On August 14, a devastating earthquake struck Haiti, leaving more than 650,000 people in need of emergency humanitarian assistance.
More than 137,000 homes and 60 health facilities were damaged or destroyed.
As of November 9, International Medical Corps had provided nearly 4,800 medical consultations
International Medical Corps has reached more than 4,591 community members with hygiene promotion at the EMT.
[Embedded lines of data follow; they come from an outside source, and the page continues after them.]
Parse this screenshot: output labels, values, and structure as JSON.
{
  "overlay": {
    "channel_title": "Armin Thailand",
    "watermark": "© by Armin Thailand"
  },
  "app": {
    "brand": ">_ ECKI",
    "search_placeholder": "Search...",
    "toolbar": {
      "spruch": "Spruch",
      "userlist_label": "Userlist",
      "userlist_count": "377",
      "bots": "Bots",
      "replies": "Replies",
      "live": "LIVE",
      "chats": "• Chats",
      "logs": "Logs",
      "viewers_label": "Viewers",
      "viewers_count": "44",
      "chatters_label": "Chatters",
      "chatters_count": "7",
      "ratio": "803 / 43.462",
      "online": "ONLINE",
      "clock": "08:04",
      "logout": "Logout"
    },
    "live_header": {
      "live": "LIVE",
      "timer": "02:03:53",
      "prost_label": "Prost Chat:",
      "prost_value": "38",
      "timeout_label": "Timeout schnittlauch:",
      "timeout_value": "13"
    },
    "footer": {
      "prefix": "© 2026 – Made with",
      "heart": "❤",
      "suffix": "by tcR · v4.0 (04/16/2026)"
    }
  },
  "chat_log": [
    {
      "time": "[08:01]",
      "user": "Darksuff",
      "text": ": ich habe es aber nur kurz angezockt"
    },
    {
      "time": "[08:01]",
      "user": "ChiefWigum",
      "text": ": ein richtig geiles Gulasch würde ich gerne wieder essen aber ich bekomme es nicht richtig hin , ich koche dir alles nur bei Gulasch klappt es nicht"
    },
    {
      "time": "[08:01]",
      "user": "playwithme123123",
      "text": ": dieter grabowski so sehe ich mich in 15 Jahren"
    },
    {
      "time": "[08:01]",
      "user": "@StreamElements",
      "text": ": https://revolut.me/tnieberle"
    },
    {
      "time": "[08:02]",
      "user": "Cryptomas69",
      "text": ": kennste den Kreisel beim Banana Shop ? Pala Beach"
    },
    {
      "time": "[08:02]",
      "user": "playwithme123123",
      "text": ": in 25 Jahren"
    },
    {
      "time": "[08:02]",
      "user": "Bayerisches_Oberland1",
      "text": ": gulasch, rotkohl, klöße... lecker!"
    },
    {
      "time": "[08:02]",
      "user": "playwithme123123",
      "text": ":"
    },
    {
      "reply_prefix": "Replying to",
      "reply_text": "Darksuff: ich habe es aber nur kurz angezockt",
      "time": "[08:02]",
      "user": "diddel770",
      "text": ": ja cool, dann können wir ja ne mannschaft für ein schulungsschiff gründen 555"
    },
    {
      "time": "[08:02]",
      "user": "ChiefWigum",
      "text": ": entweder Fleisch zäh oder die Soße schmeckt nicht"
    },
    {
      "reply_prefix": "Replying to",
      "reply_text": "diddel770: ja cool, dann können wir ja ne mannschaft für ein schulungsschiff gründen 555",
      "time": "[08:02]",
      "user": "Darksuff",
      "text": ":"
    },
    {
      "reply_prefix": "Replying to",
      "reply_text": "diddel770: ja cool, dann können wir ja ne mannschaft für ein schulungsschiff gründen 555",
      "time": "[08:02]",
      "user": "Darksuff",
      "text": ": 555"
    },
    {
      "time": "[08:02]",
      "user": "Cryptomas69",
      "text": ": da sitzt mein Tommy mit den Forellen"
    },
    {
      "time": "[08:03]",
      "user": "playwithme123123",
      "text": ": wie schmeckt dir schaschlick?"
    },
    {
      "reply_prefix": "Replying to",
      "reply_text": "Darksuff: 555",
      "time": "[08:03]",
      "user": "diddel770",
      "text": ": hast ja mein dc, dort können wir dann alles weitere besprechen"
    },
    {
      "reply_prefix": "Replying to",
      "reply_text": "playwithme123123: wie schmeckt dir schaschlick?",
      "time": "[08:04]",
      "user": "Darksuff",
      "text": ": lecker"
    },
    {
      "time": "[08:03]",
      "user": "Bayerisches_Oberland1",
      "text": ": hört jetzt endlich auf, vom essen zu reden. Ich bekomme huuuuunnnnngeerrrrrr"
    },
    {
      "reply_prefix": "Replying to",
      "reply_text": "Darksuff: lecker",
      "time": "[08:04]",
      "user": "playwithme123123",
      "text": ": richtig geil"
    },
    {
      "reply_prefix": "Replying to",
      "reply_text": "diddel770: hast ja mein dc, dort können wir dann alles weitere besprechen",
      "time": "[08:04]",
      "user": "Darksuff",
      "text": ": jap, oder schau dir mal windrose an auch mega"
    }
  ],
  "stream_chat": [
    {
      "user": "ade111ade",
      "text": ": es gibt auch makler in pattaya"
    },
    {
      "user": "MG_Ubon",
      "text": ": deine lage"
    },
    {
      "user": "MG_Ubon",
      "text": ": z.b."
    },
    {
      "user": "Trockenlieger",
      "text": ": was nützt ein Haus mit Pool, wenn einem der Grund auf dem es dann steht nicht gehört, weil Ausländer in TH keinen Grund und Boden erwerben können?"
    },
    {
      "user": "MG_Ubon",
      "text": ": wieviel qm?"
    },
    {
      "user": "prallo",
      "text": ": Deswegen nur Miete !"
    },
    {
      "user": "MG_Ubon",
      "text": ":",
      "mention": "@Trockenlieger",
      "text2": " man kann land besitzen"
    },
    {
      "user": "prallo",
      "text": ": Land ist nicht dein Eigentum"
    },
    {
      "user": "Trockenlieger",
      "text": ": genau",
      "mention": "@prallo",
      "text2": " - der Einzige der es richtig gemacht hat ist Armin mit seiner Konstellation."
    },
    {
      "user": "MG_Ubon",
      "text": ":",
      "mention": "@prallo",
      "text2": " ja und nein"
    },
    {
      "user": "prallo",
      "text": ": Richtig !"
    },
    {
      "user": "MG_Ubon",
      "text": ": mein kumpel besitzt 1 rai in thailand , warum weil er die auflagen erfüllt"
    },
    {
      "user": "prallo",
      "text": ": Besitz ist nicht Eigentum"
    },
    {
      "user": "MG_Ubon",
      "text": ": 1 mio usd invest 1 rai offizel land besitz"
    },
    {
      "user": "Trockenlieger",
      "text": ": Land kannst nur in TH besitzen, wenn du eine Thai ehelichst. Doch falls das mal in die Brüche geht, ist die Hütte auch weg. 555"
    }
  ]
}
On August 14, a 7.2 magnitude earthquake struck Haiti’s Tiburon Peninsula, causing 2,248 deaths and injuring more than 12,760 people. Nearly three months after the earthquake, though consultations directly and indirectly related to the event have almost completely subsided, the operating environment for aid organizations remains more challenging that it was at the time of the earthquake itself. Amid an ongoing fuel crisis, national transportation strikes, uncontrolled gang violence and a kidnapping of 17 North American missionaries1 that garnered international attention, daily operations carried out by aid organizations are faced with significant obstacles and security threats. The United States Embassy has urged Americans to return to the United States due to the high risk of kidnapping and because of the potential of the fuel crisis to decrease the frequency of commercial flights.2 Aid organizations continue to practice vigilance, limit their mobility and exercise extreme caution in carrying out day-to-day operations.